Growth challenges on the horizon

15 August 2023

In Q2, compared to the same time last year, the food manufacturing sector was 2.0% smaller, while the non-alcoholic drink sector grew by 6.4%, according to recently released data by the Office for National Statistics (ONS). Compared to Q1, food manufacturing saw no growth, whereas non-alcoholic drink manufacturing grew by 4.6%.


By subsector, performance was varied (see table). Quarter on quarter, some subsectors: dairy, grain mill and starches or ‘other food products’, have seen four consecutive quarters of contractions.

Growth in the food and drink manufacturing, by subsector

GDP Q2 23 1.jpg

Source: ONS, GVA chain volume measures. The chain volume measure removes the impact of inflation.
Note: Dairy and grain mill and starches categories have seen similar rates of growth.
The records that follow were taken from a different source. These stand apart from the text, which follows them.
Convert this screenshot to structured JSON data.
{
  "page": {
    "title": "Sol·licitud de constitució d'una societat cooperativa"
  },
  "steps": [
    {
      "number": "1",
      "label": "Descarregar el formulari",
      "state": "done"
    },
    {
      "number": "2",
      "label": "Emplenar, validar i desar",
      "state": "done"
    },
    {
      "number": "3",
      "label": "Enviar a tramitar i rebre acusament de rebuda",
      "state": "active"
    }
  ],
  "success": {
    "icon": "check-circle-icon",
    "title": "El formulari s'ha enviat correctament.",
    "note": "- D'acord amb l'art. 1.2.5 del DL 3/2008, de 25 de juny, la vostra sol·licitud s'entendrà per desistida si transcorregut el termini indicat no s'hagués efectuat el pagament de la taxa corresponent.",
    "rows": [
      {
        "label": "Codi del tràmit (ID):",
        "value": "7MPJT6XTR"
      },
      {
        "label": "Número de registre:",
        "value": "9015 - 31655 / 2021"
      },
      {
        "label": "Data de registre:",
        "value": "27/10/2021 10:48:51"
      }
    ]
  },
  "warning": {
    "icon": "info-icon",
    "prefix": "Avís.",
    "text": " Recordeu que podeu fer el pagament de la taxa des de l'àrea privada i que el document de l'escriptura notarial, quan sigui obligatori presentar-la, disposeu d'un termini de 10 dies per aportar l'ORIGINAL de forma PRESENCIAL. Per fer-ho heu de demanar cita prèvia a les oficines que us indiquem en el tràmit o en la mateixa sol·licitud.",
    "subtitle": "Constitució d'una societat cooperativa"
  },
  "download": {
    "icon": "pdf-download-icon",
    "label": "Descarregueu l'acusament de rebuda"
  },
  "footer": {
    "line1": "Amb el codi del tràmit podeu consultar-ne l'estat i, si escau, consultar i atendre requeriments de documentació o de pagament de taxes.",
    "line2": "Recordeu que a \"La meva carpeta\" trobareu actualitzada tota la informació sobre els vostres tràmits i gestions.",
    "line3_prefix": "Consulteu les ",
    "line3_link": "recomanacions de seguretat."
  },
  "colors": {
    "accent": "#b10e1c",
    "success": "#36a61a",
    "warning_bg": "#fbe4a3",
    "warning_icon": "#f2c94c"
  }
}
Brexit, the pandemic and the war in Ukraine resulted in almost three years of increases in all elements of the production process, from ingredients and labour to logistics, transportation, packaging and energy. Cost pressures have been subsiding recently, although not across the board. While global agricultural commodities have been on a downward trajectory since March 2022, the collapse of the Black Sea Grain Initiative and recent weather events might reverse this trend. We have already seen global vegetable oil prices rise by 12% in July from the previous month, while the heat wave in Southern Europe might mean that the UK is likely to see lower availability of fresh produce, therefore higher prices.
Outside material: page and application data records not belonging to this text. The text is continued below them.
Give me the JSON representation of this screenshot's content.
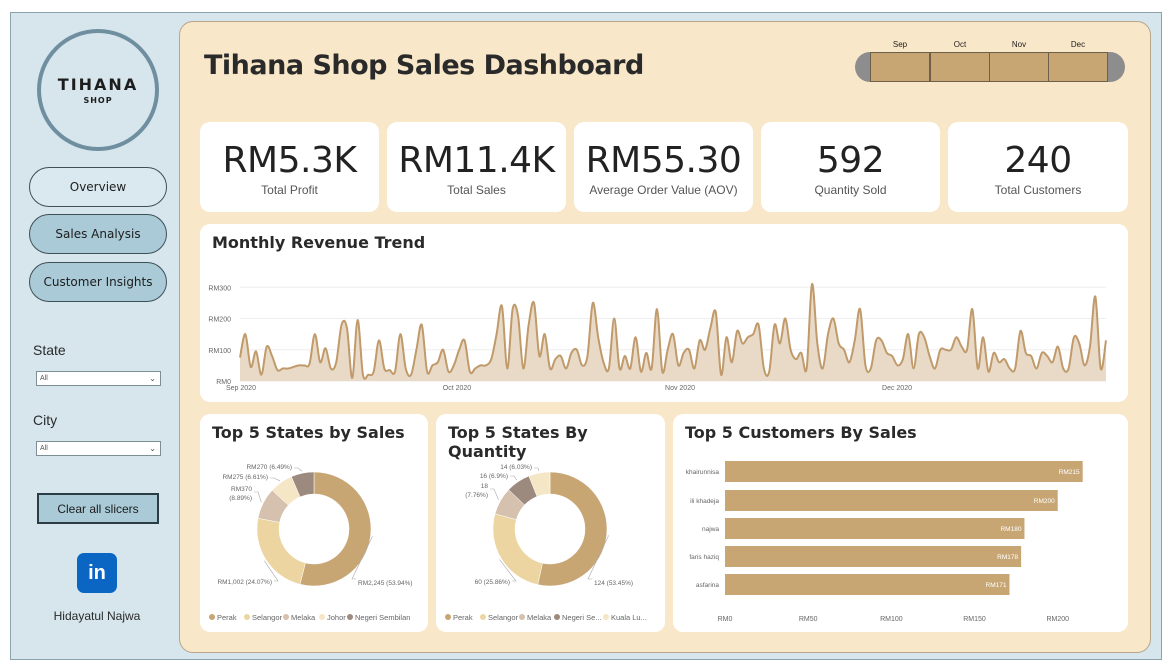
{
  "brand": {
    "name": "TIHANA",
    "sub": "SHOP"
  },
  "nav": {
    "overview": "Overview",
    "sales_analysis": "Sales Analysis",
    "customer_insights": "Customer Insights"
  },
  "filters": {
    "state_label": "State",
    "state_value": "All",
    "city_label": "City",
    "city_value": "All",
    "clear_label": "Clear all slicers"
  },
  "author": {
    "name": "Hidayatul Najwa",
    "icon": "linkedin-icon",
    "icon_text": "in"
  },
  "dashboard_title": "Tihana Shop Sales Dashboard",
  "timeline": {
    "months": [
      "Sep",
      "Oct",
      "Nov",
      "Dec"
    ]
  },
  "kpis": [
    {
      "value": "RM5.3K",
      "label": "Total Profit"
    },
    {
      "value": "RM11.4K",
      "label": "Total Sales"
    },
    {
      "value": "RM55.30",
      "label": "Average Order Value (AOV)"
    },
    {
      "value": "592",
      "label": "Quantity Sold"
    },
    {
      "value": "240",
      "label": "Total Customers"
    }
  ],
  "colors": {
    "accent": "#c8a674",
    "panel": "#f8e7c8",
    "sidebar": "#d6e6ec",
    "navActive": "#a9cad6"
  },
  "chart_data": [
    {
      "type": "area",
      "title": "Monthly Revenue Trend",
      "y_ticks": [
        "RM0",
        "RM100",
        "RM200",
        "RM300"
      ],
      "x_ticks": [
        "Sep 2020",
        "Oct 2020",
        "Nov 2020",
        "Dec 2020"
      ],
      "ylim": [
        0,
        320
      ],
      "values": [
        75,
        150,
        45,
        95,
        20,
        110,
        80,
        35,
        40,
        40,
        45,
        50,
        50,
        55,
        150,
        60,
        105,
        40,
        60,
        180,
        170,
        10,
        195,
        20,
        20,
        30,
        130,
        40,
        35,
        30,
        150,
        40,
        20,
        100,
        180,
        30,
        50,
        60,
        100,
        30,
        50,
        100,
        130,
        30,
        40,
        50,
        50,
        70,
        150,
        240,
        40,
        230,
        210,
        40,
        180,
        250,
        80,
        150,
        40,
        70,
        80,
        40,
        90,
        100,
        50,
        80,
        250,
        140,
        60,
        40,
        200,
        40,
        80,
        40,
        140,
        30,
        90,
        40,
        230,
        30,
        100,
        150,
        50,
        90,
        100,
        40,
        130,
        100,
        170,
        220,
        20,
        140,
        60,
        160,
        120,
        140,
        150,
        180,
        40,
        30,
        180,
        120,
        200,
        100,
        70,
        90,
        40,
        310,
        120,
        40,
        150,
        200,
        120,
        100,
        60,
        130,
        230,
        50,
        40,
        130,
        130,
        90,
        80,
        50,
        70,
        150,
        40,
        150,
        140,
        80,
        40,
        100,
        100,
        100,
        140,
        110,
        100,
        230,
        40,
        140,
        30,
        90,
        60,
        70,
        40,
        40,
        160,
        90,
        80,
        40,
        90,
        80,
        60,
        110,
        40,
        40,
        140,
        120,
        50,
        110,
        270,
        40,
        130
      ],
      "grid": true
    },
    {
      "type": "pie",
      "title": "Top 5 States by Sales",
      "labels": [
        "Perak",
        "Selangor",
        "Melaka",
        "Johor",
        "Negeri Sembilan"
      ],
      "values": [
        2245,
        1002,
        370,
        275,
        270
      ],
      "data_labels": [
        "RM2,245 (53.94%)",
        "RM1,002 (24.07%)",
        "RM370\n(8.89%)",
        "RM275 (6.61%)",
        "RM270 (6.49%)"
      ],
      "colors": [
        "#c8a674",
        "#ecd5a0",
        "#d6c0ae",
        "#f5e6c5",
        "#9d8a7e"
      ],
      "legend": "bottom"
    },
    {
      "type": "pie",
      "title": "Top 5 States By Quantity",
      "labels": [
        "Perak",
        "Selangor",
        "Melaka",
        "Negeri Se...",
        "Kuala Lu..."
      ],
      "values": [
        124,
        60,
        18,
        16,
        14
      ],
      "data_labels": [
        "124 (53.45%)",
        "60 (25.86%)",
        "18\n(7.76%)",
        "16 (6.9%)",
        "14 (6.03%)"
      ],
      "colors": [
        "#c8a674",
        "#ecd5a0",
        "#d6c0ae",
        "#9d8a7e",
        "#f5e6c5"
      ],
      "legend": "bottom"
    },
    {
      "type": "bar",
      "orientation": "horizontal",
      "title": "Top 5 Customers By Sales",
      "categories": [
        "khairunnisa",
        "ili khadeja",
        "najwa",
        "faris haziq",
        "asfarina"
      ],
      "values": [
        215,
        200,
        180,
        178,
        171
      ],
      "data_labels": [
        "RM215",
        "RM200",
        "RM180",
        "RM178",
        "RM171"
      ],
      "x_ticks": [
        "RM0",
        "RM50",
        "RM100",
        "RM150",
        "RM200"
      ],
      "xlim": [
        0,
        220
      ]
    }
  ]
}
Moreover, the industry continues to struggle with significant labour shortages, with a vacancy rate of 5.9% in Q1 compared to 3.5% in the whole economy. This not only pushes wages up, but hinders the industry’s ability to grow.

To deal with these sustained pressures, manufacturers have switched suppliers, cut marketing and training expenses, paused or cancelled investment projects and accepted lower margins. The ONS reports that, on average, 74.0% of manufacturers absorbed a share of the cost rises over the year to July, compared to 57.5% of retailers, 65.3% of restaurants and cafes or 55.2% of the average UK business.
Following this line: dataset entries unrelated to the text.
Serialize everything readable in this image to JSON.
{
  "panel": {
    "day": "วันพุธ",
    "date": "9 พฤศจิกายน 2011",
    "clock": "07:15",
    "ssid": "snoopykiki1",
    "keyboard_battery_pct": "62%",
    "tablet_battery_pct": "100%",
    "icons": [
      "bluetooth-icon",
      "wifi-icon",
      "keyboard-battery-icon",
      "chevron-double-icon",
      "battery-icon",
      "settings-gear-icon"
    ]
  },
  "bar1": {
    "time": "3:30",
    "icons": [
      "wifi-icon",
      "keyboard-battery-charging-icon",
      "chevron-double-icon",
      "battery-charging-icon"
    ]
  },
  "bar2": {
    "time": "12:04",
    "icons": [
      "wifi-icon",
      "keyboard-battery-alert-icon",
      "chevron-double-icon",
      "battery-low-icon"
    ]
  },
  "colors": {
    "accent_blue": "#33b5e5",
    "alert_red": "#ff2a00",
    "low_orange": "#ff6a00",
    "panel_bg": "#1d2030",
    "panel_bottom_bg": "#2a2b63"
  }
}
However, these strategies still proved to be insufficient for some businesses. Insolvency data show the strain on the industry. In 2022, food and drink manufacturing insolvencies doubled compared to 2019, and this year it’s likely that will see an even higher number, as 161 were recorded during the first half of the year (see table). It’s noteworthy that the industry’s insolvency rate has been outpacing the insolvency rates seen in the wider manufacturing sector or GB as a whole.

Number of insolvencies

GDP Q2 23 2.jpg

Source: The Insolvency Service,

Strong demand would help manufacturers to rebuild margins and grow. But the ongoing cost of living crisis has led to households cutting their spend on food. In-store food sales have fallen 2.6% in volume terms over the year to June, and about 50% of the population is buying less food than a year ago.

All of this leaves the industry in a difficult place. Historical insights show that a series of negative shocks can result in poor economic performance. Global agricultural commodity prices more than doubled in 2008, real household incomes dropped sharply following the financial crisis, and a second agricultural commodity shock followed in 2012. As a result, the food and drink manufacturing shrank by 7.9% in 2010, by 5.1% in 2011 and by 2.4% in 2012 (see chart).

GVA, chain volume measures, £mil

GDP Q2 23 3.jpg

Source: ONS, GVA, chain volume measures. The chain volume measure removes the impact of inflation. This means the chart shows the evolution of output (volume) in real terms.

This suggests current conditions of intense cost pressures and lower spend could result in a contraction for the food and drink sector in 2023.

Government needs to continue to work with us to mitigate these issues, simplify and revisit forthcoming regulation on borders, to help reduce unnecessary cost burdens for businesses, and create the right conditions for growth. The upcoming Autumn Statement will be a timely opportunity for the Chancellor to support growth and attract private sector investment.